### Your goal
Lines with "this": copy each one from the listing below.

### Records shown
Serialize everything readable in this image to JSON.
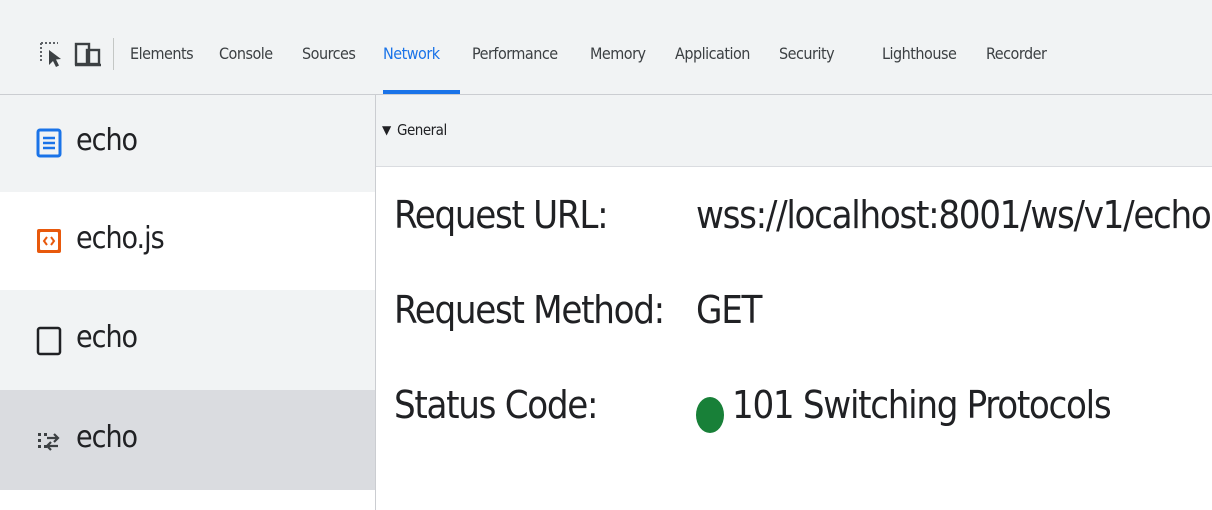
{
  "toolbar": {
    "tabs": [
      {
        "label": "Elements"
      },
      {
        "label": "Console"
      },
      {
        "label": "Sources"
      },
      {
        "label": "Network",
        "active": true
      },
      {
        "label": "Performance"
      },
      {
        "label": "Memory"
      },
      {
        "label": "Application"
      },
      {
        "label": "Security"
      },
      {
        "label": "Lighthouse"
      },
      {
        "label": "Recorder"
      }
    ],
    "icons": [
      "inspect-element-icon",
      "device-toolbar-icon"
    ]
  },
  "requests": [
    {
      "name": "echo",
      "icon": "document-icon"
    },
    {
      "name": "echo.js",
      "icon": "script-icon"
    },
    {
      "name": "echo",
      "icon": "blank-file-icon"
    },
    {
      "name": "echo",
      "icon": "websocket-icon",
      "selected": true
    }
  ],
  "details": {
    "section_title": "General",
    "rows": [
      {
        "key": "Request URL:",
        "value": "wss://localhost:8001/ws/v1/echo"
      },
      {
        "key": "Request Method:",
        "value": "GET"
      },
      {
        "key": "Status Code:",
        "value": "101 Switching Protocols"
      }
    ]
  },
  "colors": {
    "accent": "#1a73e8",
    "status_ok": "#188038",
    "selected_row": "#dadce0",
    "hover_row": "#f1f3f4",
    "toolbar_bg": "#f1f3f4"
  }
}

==

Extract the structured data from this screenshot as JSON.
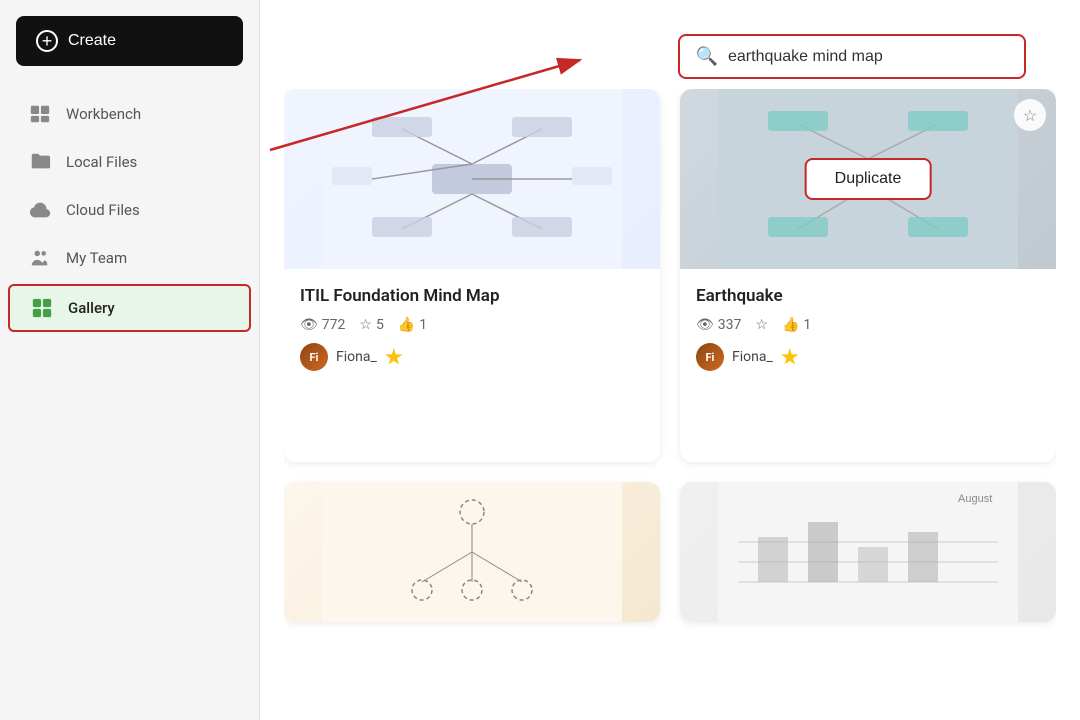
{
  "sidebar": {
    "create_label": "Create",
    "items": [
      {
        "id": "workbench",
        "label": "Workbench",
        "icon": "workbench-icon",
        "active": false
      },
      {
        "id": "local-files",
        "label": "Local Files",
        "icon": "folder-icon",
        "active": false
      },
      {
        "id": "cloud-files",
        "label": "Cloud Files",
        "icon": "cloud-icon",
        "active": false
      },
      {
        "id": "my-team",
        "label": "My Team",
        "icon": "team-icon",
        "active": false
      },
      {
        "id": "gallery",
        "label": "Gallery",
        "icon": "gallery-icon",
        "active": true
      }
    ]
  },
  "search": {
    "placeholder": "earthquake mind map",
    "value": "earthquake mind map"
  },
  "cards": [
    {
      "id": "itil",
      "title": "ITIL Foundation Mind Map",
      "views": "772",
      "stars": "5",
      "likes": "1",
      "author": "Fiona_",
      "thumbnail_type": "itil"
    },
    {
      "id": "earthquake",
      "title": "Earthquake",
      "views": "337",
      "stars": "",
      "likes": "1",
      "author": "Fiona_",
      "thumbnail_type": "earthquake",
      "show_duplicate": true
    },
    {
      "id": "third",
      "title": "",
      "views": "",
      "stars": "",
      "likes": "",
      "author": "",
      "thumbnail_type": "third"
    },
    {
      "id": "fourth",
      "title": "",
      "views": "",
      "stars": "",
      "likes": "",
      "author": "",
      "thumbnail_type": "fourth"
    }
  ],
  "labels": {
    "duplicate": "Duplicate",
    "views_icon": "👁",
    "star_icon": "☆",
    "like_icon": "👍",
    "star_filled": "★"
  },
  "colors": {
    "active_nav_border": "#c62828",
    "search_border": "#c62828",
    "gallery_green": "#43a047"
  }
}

### Task answer
Serialize everything readable in this image to JSON.
Extract the structured data from this screenshot as JSON.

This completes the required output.